The answer must be every entry below, word for word, with the pictures left out.

----- PROVIDED DATA -----

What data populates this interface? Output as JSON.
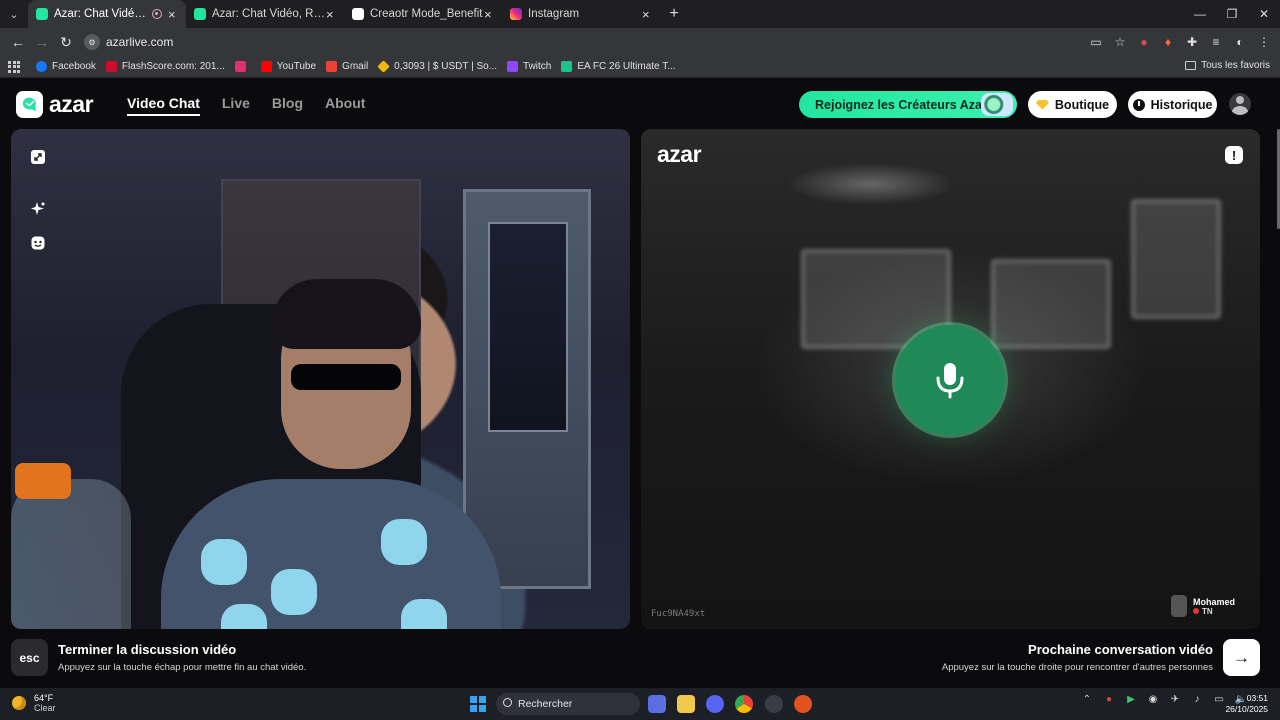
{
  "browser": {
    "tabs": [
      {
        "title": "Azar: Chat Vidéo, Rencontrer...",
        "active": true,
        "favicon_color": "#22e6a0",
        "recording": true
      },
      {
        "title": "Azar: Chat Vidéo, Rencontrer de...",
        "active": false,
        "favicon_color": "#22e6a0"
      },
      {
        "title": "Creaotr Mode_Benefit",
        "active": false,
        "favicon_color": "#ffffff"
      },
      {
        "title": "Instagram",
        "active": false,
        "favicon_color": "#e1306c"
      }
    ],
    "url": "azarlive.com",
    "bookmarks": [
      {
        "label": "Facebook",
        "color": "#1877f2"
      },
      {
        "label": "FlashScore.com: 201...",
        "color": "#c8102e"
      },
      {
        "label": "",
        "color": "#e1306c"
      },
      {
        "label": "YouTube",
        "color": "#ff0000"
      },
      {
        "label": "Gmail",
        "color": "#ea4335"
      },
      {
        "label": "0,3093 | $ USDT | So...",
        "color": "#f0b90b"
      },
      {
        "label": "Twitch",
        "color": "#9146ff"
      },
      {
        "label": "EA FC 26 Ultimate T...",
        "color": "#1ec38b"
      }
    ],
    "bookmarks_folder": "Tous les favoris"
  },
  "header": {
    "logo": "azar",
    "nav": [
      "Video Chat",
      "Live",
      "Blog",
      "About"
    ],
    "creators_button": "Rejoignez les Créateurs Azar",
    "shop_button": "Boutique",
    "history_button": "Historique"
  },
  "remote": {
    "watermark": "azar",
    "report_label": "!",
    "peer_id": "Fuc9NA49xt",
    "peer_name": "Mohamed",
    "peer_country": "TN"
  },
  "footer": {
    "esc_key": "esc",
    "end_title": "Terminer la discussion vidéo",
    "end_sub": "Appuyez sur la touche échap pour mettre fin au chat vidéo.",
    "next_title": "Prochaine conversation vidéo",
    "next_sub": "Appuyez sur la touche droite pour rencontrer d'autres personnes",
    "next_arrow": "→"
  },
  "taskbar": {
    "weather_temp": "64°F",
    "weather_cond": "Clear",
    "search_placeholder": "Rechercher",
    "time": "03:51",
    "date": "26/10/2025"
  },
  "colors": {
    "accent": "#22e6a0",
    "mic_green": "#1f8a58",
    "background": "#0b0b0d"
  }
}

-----

ANSWER SECTION =
What data populates this interface? Output as JSON.
{
  "browser": {
    "tabs": [
      {
        "title": "Azar: Chat Vidéo, Rencontrer...",
        "active": true,
        "favicon_color": "#22e6a0",
        "recording": true
      },
      {
        "title": "Azar: Chat Vidéo, Rencontrer de...",
        "active": false,
        "favicon_color": "#22e6a0"
      },
      {
        "title": "Creaotr Mode_Benefit",
        "active": false,
        "favicon_color": "#ffffff"
      },
      {
        "title": "Instagram",
        "active": false,
        "favicon_color": "#e1306c"
      }
    ],
    "url": "azarlive.com",
    "bookmarks": [
      {
        "label": "Facebook",
        "color": "#1877f2"
      },
      {
        "label": "FlashScore.com: 201...",
        "color": "#c8102e"
      },
      {
        "label": "",
        "color": "#e1306c"
      },
      {
        "label": "YouTube",
        "color": "#ff0000"
      },
      {
        "label": "Gmail",
        "color": "#ea4335"
      },
      {
        "label": "0,3093 | $ USDT | So...",
        "color": "#f0b90b"
      },
      {
        "label": "Twitch",
        "color": "#9146ff"
      },
      {
        "label": "EA FC 26 Ultimate T...",
        "color": "#1ec38b"
      }
    ],
    "bookmarks_folder": "Tous les favoris"
  },
  "header": {
    "logo": "azar",
    "nav": [
      "Video Chat",
      "Live",
      "Blog",
      "About"
    ],
    "creators_button": "Rejoignez les Créateurs Azar",
    "shop_button": "Boutique",
    "history_button": "Historique"
  },
  "remote": {
    "watermark": "azar",
    "report_label": "!",
    "peer_id": "Fuc9NA49xt",
    "peer_name": "Mohamed",
    "peer_country": "TN"
  },
  "footer": {
    "esc_key": "esc",
    "end_title": "Terminer la discussion vidéo",
    "end_sub": "Appuyez sur la touche échap pour mettre fin au chat vidéo.",
    "next_title": "Prochaine conversation vidéo",
    "next_sub": "Appuyez sur la touche droite pour rencontrer d'autres personnes",
    "next_arrow": "→"
  },
  "taskbar": {
    "weather_temp": "64°F",
    "weather_cond": "Clear",
    "search_placeholder": "Rechercher",
    "time": "03:51",
    "date": "26/10/2025"
  },
  "colors": {
    "accent": "#22e6a0",
    "mic_green": "#1f8a58",
    "background": "#0b0b0d"
  }
}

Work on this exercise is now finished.